WORKING DATA:
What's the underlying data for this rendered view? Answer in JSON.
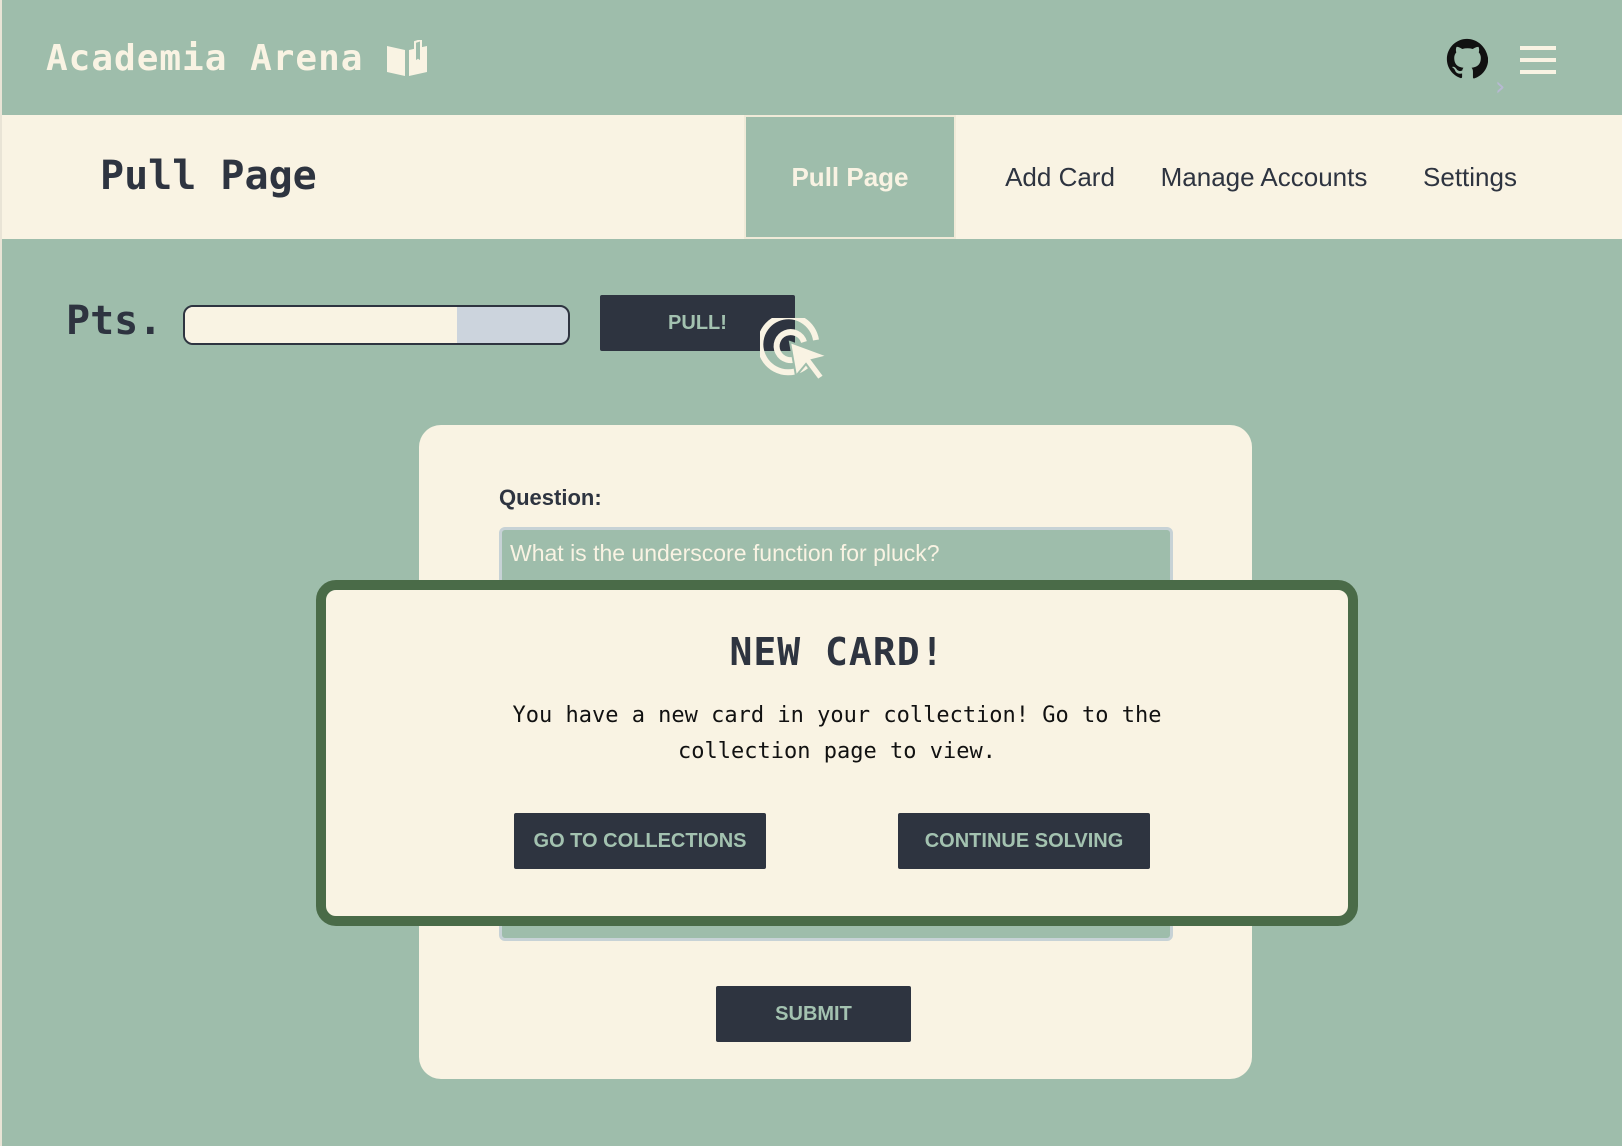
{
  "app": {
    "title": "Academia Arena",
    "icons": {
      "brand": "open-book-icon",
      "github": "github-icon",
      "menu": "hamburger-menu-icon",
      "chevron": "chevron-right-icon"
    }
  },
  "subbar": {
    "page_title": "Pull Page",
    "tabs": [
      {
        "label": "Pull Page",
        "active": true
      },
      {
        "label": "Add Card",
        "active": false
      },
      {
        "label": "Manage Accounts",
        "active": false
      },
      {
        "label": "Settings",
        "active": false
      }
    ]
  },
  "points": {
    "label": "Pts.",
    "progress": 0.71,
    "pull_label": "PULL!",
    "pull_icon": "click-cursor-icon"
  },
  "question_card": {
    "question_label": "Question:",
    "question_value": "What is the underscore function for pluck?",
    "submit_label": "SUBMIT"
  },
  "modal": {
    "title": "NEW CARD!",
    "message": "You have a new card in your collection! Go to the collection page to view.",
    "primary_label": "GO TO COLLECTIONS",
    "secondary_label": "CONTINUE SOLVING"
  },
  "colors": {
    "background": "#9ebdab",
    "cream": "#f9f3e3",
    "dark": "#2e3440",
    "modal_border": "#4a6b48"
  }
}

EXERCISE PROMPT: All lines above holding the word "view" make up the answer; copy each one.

TASK RESULT:
What's the underlying data for this rendered view? Answer in JSON.
    "message": "You have a new card in your collection! Go to the collection page to view.",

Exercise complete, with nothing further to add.